**Task to carry out:** Read the data, and whenever a line holds the word "practice", report that line.

**Data to use:**
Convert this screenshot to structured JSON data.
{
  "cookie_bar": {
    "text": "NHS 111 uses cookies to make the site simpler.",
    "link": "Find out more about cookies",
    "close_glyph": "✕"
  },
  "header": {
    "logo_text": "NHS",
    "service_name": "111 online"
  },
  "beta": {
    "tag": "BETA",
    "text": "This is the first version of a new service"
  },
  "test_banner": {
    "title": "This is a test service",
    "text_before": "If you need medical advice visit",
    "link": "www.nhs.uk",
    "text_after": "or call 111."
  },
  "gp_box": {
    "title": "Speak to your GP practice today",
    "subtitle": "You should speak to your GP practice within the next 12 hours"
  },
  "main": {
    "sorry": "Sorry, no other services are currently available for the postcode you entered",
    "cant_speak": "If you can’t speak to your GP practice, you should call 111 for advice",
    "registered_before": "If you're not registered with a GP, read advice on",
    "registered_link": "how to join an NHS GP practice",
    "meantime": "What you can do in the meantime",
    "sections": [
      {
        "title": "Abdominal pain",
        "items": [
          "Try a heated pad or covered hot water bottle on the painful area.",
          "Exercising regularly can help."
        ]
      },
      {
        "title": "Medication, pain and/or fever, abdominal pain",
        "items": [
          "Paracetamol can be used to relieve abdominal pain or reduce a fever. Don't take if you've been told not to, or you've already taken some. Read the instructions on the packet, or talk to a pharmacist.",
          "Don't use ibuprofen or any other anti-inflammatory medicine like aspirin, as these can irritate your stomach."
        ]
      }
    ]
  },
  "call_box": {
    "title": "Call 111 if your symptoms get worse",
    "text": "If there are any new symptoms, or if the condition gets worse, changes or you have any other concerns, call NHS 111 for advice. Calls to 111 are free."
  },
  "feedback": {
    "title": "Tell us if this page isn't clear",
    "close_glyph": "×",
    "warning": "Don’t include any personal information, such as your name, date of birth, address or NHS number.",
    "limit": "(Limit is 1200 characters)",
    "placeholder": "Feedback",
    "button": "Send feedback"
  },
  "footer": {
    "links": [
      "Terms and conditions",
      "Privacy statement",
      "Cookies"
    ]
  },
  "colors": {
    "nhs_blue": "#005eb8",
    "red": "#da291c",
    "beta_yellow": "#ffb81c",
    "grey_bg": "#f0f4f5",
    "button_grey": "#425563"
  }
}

**Solution below:**
    "title": "Speak to your GP practice today",
    "subtitle": "You should speak to your GP practice within the next 12 hours"
    "cant_speak": "If you can’t speak to your GP practice, you should call 111 for advice",
    "registered_link": "how to join an NHS GP practice",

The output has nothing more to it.